Effort to Combat Stereotypical Views of Women Gains Support

When the University of Hartford’s Women for Change student organization unveiled their new calendar - geared toward promoting women’s self-esteem - last week, they announced that sales will benefit CTGirlcott, the new initiative led by Charter Oak Cultural Center and a collaboration of Hartford-area organizations. This year's calendar is the largest to date, featuring 45 women, including students, staff, faculty, alumnae, and community leaders. The annual calendars are designed to combat stereotypical images of women. To create the calendar, Women for Change asked women to write about what they are “free to..” be, do, think, live, etc, and submit a photo to accompany the write-up.  Mala Matacin, Ph.D., an associate professor of psychology, founded Women For Change three years ago, which has grown to more than 150 members.
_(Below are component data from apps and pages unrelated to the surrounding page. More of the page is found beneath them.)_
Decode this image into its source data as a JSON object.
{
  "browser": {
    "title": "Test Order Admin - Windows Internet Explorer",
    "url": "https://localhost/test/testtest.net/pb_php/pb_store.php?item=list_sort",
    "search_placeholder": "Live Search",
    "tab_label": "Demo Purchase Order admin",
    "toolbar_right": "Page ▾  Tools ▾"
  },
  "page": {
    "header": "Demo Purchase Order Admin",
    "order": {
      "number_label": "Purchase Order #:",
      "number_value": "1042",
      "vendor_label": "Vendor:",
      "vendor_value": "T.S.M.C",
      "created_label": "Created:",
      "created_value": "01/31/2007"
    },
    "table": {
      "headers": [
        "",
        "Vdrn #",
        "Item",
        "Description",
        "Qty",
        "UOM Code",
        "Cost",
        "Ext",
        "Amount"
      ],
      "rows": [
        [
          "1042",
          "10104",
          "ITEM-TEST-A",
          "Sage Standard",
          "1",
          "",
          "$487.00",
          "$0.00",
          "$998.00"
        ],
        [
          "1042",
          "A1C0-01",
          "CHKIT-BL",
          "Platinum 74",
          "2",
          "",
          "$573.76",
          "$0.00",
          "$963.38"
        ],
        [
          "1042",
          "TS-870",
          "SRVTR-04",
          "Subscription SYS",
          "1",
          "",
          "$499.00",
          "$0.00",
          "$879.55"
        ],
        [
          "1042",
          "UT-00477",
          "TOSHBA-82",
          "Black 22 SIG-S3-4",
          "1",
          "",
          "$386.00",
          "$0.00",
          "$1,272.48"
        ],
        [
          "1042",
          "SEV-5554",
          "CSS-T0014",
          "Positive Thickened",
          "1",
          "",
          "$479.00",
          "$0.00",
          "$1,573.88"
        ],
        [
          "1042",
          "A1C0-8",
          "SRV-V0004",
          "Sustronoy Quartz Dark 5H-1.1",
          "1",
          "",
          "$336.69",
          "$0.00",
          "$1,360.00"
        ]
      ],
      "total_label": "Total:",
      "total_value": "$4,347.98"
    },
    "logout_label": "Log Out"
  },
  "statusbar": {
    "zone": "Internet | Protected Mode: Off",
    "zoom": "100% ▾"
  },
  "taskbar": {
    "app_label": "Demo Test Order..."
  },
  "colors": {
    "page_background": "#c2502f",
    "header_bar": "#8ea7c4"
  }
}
In previous years the calendars have sold hundreds and received national attention.

The theme dovetailed perfectly with Girlcott, a locally-inspired initiative of women willing to go makeup free for a portion of  March 2013 (Women’s History Month) and donate the money usually spent on cosmetics to organizations that benefit women and girls in Connecticut and around the world, raising awareness about the relationship between women and the makeup they wear, issues of body image, self-esteem, gender roles and more.

CTGirlcott is being organized by the Charter Oak Cultural Center, YWCA Hartford Region, Harriet Beecher Stowe Center, and The Women’s Education and Leadership Fund.  A website has been developed, featuring additional information and photographs.

Last week, organizers of CTGirlcott appeared on WFSB-TV Channel 3’s Better Connecticut program, where host Kara Sundlun was make-up free, in keeping with the theme of the initiative.  Organizers are seeking other prominent people – as well as women from all walks of life – to participate as a means of highlighting the importance of self-image among girls and women.

In the run-up to March, a series of panel discussions, movies, and other events are being held to raise awareness for the effort.